Advisors of student organizations are worth more than their weight in gold. An advisor can provide continuity, support student organizations, guide students through tough times, and enhance the good times. This supplement provides current Missouri State University advisors with the support and information needed to find success and satisfaction in the position. It also gives potential advisors a taste of what advising entails.
A student organization advisor assists in the development of students involved in the organization. The Student Organization Handbook’s Advisor’s Supplement is an assortment of suggestions, tips, expectations, and procedures consolidated into one resource. It does not, however, include everything an advisor needs to know or have the answers to every situation. The Advisor Supplement offers a good starting point for an advisor’s success.
The following pages provide a framework for advisors to use when working with a student organization. The most important thing to remember as an advisor is every organization, and every student, is different. Part of your role is to assist members as they develop their unique foundation for productivity, goal-setting, and decision-making skills that will prepare them for life beyond the university.
Each semester the Office of Student Engagement conducts several Advisor Trainings to inform and assist staff/faculty that advise student organizations on campus. If you are unable to attend the training, please contact Andrea Greer (email@example.com) for supplemental materials. To view the PowerPoint presentation click here.
If you are interested in becoming a student organization advisor please complete this form. The following form will be used to connect prospective advisors to student organizations based on common interest.
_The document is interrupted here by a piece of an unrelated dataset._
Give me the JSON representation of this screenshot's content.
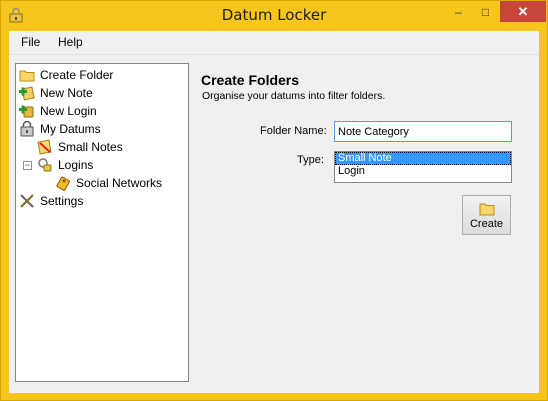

If an organization should arise that best fits your interest, you will be contacted by the Office of Student Engagement with further information.
Here are benefits of advising a student organization:
- A unique opportunity for getting to know and work with students outside the classroom or office.
- The reward of watching the group develop and grow to its fullest potential.
- The reward of watching students mature and develop their individual skill and talents.
- Satisfaction and sense of accomplishment through making a special contribution to a particular group of students.
- The informal opportunity to share your knowledge and expertise on relevant topics.
- The chance to demonstrate service to students, an organization, and the university.
Adapted from UW-Milwaukee’s Student Organization Advisor Manual, 5/2011
- Organization Stages
- Eleven Skills for Advisors to Teach
- Student Development Theory at a Glance
- Recruitment: The Key to Organization Success
- Failure: Organization Problem or Teaching Opportunity
- Types of Problems
- Liability and Risk Management